▸ **What you are asked to do**
Pull out all lines from the listing below in which the word "счет" appears.

- - -

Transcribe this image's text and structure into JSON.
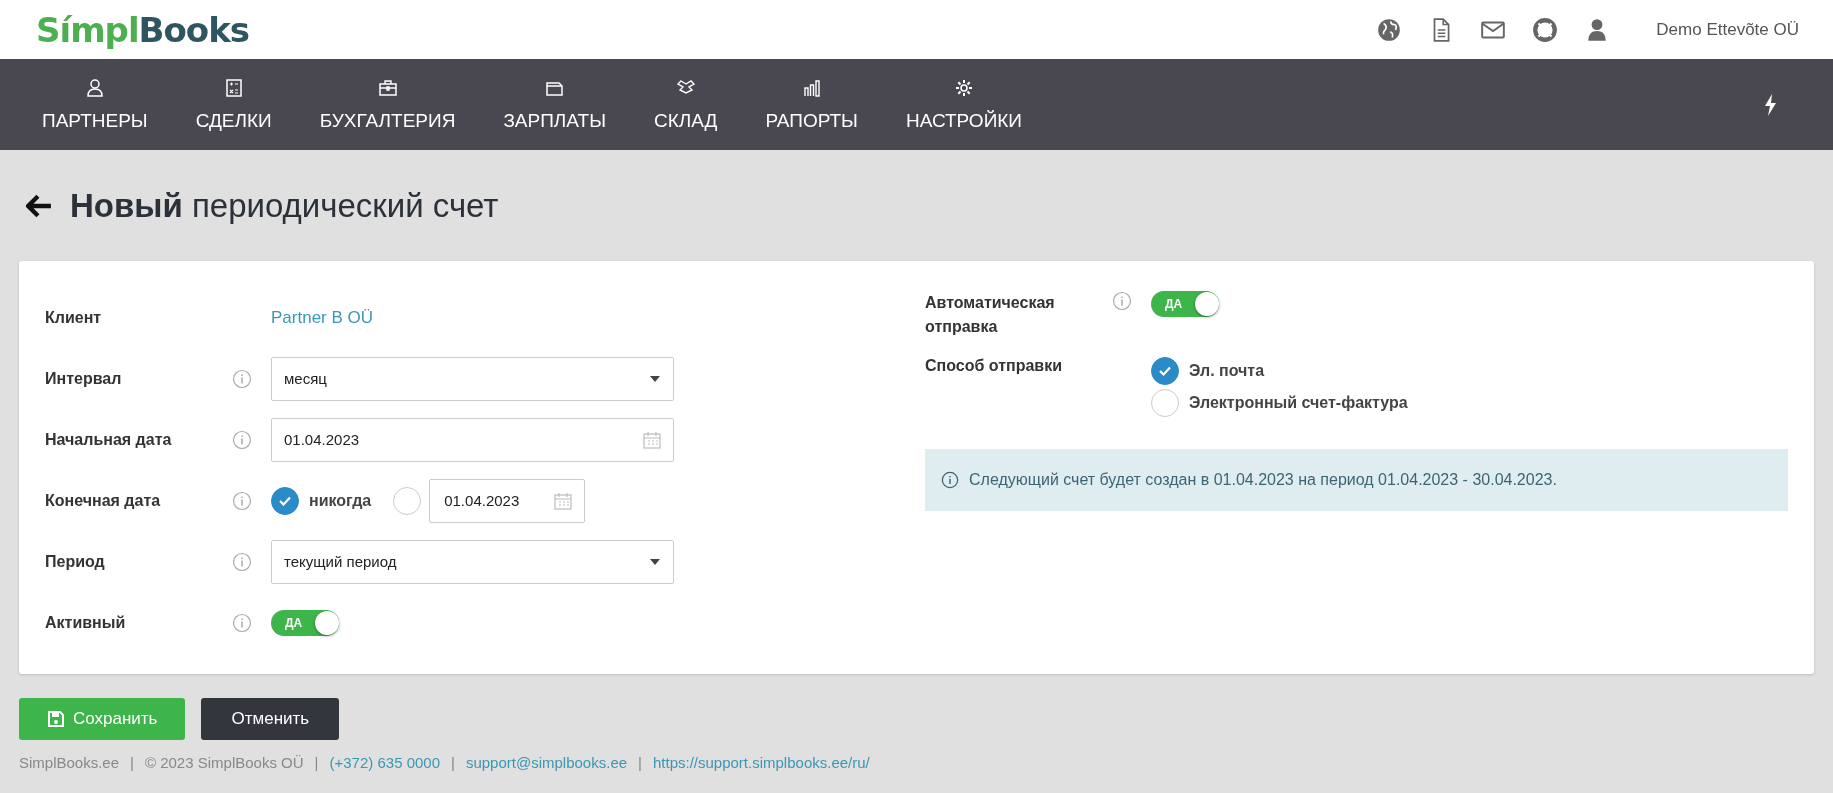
{
  "header": {
    "logo": {
      "first": "Símpl",
      "second": "Books"
    },
    "icons": [
      {
        "kind": "globe"
      },
      {
        "kind": "document"
      },
      {
        "kind": "mail"
      },
      {
        "kind": "lifebuoy"
      },
      {
        "kind": "user"
      }
    ],
    "company": "Demo Ettevõte OÜ"
  },
  "nav": {
    "items": [
      {
        "label": "ПАРТНЕРЫ"
      },
      {
        "label": "СДЕЛКИ"
      },
      {
        "label": "БУХГАЛТЕРИЯ"
      },
      {
        "label": "ЗАРПЛАТЫ"
      },
      {
        "label": "СКЛАД"
      },
      {
        "label": "РАПОРТЫ"
      },
      {
        "label": "НАСТРОЙКИ"
      }
    ]
  },
  "page_title": "**Новый** периодический счет",
  "form_left": [
    {
      "kind": "link",
      "label": "Клиент",
      "value": "Partner B OÜ"
    },
    {
      "kind": "select",
      "label": "Интервал",
      "value": "месяц"
    },
    {
      "kind": "date",
      "label": "Начальная дата",
      "value": "01.04.2023"
    },
    {
      "kind": "enddate",
      "label": "Конечная дата",
      "never": {
        "label": "никогда",
        "selected": true
      },
      "date": {
        "selected": false,
        "value": "01.04.2023"
      }
    },
    {
      "kind": "select",
      "label": "Период",
      "value": "текущий период"
    },
    {
      "kind": "toggle",
      "label": "Активный",
      "toggle": {
        "label": "ДА",
        "on": true
      }
    }
  ],
  "form_right": {
    "auto_send": {
      "label": "Автоматическая отправка",
      "toggle": {
        "label": "ДА",
        "on": true
      }
    },
    "send_method": {
      "label": "Способ отправки",
      "options": [
        {
          "label": "Эл. почта",
          "selected": true
        },
        {
          "label": "Электронный счет-фактура",
          "selected": false
        }
      ]
    },
    "info": "Следующий счет будет создан в 01.04.2023 на период 01.04.2023 - 30.04.2023."
  },
  "buttons": [
    {
      "kind": "primary",
      "label": "Сохранить"
    },
    {
      "kind": "dark",
      "label": "Отменить"
    }
  ],
  "footer": [
    {
      "kind": "text",
      "text": "SimplBooks.ee"
    },
    {
      "kind": "separator",
      "text": "|"
    },
    {
      "kind": "text",
      "text": "© 2023 SimplBooks OÜ"
    },
    {
      "kind": "separator",
      "text": "|"
    },
    {
      "kind": "link",
      "text": "(+372) 635 0000"
    },
    {
      "kind": "separator",
      "text": "|"
    },
    {
      "kind": "link",
      "text": "support@simplbooks.ee"
    },
    {
      "kind": "separator",
      "text": "|"
    },
    {
      "kind": "link",
      "text": "https://support.simplbooks.ee/ru/"
    }
  ]
}
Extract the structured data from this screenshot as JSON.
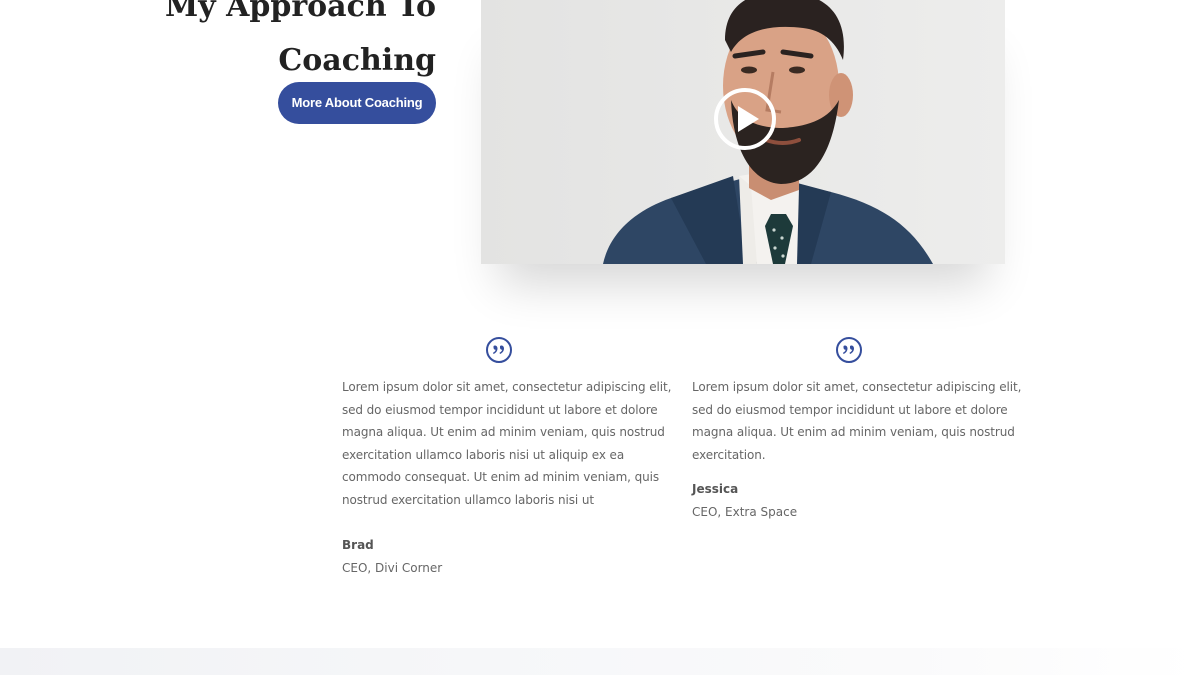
{
  "section": {
    "heading_line1": "My Approach To",
    "heading_line2": "Coaching",
    "cta_label": "More About Coaching"
  },
  "video": {
    "play_icon": "play-icon",
    "poster": "man-in-suit-portrait"
  },
  "testimonials": [
    {
      "icon": "quote-icon",
      "text": "Lorem ipsum dolor sit amet, consectetur adipiscing elit, sed do eiusmod tempor incididunt ut labore et dolore magna aliqua. Ut enim ad minim veniam, quis nostrud exercitation ullamco laboris nisi ut aliquip ex ea commodo consequat. Ut enim ad minim veniam, quis nostrud exercitation ullamco laboris nisi ut",
      "name": "Brad",
      "role": "CEO, Divi Corner"
    },
    {
      "icon": "quote-icon",
      "text": "Lorem ipsum dolor sit amet, consectetur adipiscing elit, sed do eiusmod tempor incididunt ut labore et dolore magna aliqua. Ut enim ad minim veniam, quis nostrud exercitation.",
      "name": "Jessica",
      "role": "CEO, Extra Space"
    }
  ],
  "colors": {
    "accent": "#354e9d",
    "heading": "#222222",
    "body_text": "#666666"
  }
}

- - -

▸ **Solution**
  "page_title": "**Новый** периодический счет",
          "label": "Электронный счет-фактура",
    "info": "Следующий счет будет создан в 01.04.2023 на период 01.04.2023 - 30.04.2023."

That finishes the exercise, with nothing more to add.